An initial pitch to a potential venture funder is typically 10 minutes and includes a financial projection. Since the finances are only one part of such a pitch, there is very little time to discuss any detail. A second problem is that the numbers are often unrealistic. Many pitches are for early stage developments and there is really little basis for making any sort of financial projections.
So what can you realistically and honestly do? First you can demonstrate that you've taken this seriously by showing one slide with a lot of financial data, but tell the audience that they shouldn't try to read the data, you are only showing it to "prove" you've ran the numbers for many cases. Don't try to explain financial trends with some sore of "spread sheet like" slide. Just use it to assert you due diligence, nothing more, and move off it quickly.
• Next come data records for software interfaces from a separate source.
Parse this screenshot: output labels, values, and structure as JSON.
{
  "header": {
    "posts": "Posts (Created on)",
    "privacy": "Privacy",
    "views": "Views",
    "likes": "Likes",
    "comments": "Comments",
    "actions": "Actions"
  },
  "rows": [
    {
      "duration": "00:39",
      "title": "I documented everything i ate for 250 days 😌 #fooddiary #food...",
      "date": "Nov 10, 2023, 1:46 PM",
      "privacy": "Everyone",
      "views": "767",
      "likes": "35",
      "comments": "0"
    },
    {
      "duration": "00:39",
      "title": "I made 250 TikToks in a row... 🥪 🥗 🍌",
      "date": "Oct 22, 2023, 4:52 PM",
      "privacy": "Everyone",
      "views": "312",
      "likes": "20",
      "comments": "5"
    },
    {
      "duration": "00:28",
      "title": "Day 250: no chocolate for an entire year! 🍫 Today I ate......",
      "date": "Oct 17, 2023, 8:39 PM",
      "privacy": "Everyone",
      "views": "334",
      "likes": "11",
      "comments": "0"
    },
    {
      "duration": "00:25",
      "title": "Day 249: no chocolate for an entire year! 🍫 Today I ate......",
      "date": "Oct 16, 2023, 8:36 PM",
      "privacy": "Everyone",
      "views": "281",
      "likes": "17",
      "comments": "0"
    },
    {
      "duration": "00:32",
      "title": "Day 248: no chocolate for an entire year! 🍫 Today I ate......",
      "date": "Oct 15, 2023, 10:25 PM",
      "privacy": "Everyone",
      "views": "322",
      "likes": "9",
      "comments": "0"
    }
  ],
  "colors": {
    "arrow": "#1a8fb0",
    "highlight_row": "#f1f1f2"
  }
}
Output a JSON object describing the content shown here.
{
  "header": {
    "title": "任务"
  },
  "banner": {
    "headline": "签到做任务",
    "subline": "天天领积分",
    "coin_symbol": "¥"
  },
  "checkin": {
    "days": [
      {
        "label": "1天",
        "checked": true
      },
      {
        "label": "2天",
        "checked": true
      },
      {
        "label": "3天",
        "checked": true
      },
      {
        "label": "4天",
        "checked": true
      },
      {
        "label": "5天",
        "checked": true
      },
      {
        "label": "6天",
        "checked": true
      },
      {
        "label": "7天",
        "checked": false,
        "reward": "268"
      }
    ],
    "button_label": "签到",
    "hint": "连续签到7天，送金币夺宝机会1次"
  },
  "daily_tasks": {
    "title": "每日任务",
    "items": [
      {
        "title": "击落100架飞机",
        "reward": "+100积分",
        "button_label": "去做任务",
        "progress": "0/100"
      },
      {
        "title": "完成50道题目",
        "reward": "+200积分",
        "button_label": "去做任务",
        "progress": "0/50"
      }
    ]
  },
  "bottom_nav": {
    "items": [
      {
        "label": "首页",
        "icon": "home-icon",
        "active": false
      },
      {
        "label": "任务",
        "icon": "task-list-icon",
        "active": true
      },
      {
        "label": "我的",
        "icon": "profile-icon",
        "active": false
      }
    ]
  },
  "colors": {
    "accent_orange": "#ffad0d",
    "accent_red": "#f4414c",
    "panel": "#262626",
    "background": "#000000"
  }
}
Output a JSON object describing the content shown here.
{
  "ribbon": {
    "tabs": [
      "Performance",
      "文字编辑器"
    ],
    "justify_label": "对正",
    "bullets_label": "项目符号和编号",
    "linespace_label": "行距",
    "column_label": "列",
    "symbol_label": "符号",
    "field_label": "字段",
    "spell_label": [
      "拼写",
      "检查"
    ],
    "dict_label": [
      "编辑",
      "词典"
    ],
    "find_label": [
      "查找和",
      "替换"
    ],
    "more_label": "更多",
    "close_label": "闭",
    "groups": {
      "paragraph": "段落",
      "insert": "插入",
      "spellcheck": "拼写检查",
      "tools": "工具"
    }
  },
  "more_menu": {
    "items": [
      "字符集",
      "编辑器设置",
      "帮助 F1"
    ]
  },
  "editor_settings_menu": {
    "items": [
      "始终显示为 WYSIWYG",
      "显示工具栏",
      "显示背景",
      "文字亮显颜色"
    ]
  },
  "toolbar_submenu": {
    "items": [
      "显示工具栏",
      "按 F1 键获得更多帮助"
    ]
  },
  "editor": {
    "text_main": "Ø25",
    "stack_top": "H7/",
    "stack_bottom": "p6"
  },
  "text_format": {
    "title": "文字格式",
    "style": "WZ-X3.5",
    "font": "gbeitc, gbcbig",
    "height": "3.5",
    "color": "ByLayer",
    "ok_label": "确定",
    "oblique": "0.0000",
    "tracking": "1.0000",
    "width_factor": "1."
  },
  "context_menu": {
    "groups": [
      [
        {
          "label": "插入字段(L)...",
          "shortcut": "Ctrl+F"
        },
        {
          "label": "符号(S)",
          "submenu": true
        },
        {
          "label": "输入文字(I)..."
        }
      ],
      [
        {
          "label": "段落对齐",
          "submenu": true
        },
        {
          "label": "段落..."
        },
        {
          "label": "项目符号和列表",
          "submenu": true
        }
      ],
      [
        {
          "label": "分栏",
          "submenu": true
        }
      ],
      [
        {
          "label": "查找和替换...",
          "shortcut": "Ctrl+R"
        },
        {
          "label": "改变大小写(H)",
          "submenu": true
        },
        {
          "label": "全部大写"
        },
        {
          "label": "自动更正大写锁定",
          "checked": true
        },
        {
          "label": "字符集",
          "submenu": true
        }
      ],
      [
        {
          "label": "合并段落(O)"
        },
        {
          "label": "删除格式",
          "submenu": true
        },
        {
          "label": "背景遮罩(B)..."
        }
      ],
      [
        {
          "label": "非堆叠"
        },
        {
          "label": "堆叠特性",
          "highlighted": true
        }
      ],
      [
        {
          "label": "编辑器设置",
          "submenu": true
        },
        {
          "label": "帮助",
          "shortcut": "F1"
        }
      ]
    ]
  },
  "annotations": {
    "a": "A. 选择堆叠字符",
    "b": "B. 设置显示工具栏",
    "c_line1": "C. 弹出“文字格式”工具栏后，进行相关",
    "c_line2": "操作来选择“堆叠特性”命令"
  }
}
You can then show a second slide that proves you are being realistic and tamps down the obvious exaggerations that often go into these pitches. By exaggeration I mean the typical assumption that a new product will achieve massive market penetration. Most new products typically help a subset of patients in a subcategory of a particular disease (e.g. moderately high blood sugar as opposed to all diabetics). You might show a simple slide that shows how the financial numbers vary depending on which subsets it can penetrate. You might show a slide that discusses how the numbers vary depending on the price of the product, etc.. The key thing is to have one slide that shows you have insight into how the finances behave and you are being realistic.
Remember, you can't "prove" anything about finances in such a short presentation, so you have two goals: show you've taken finance seriously and demonstrate some insight that shows you are realistic and smart.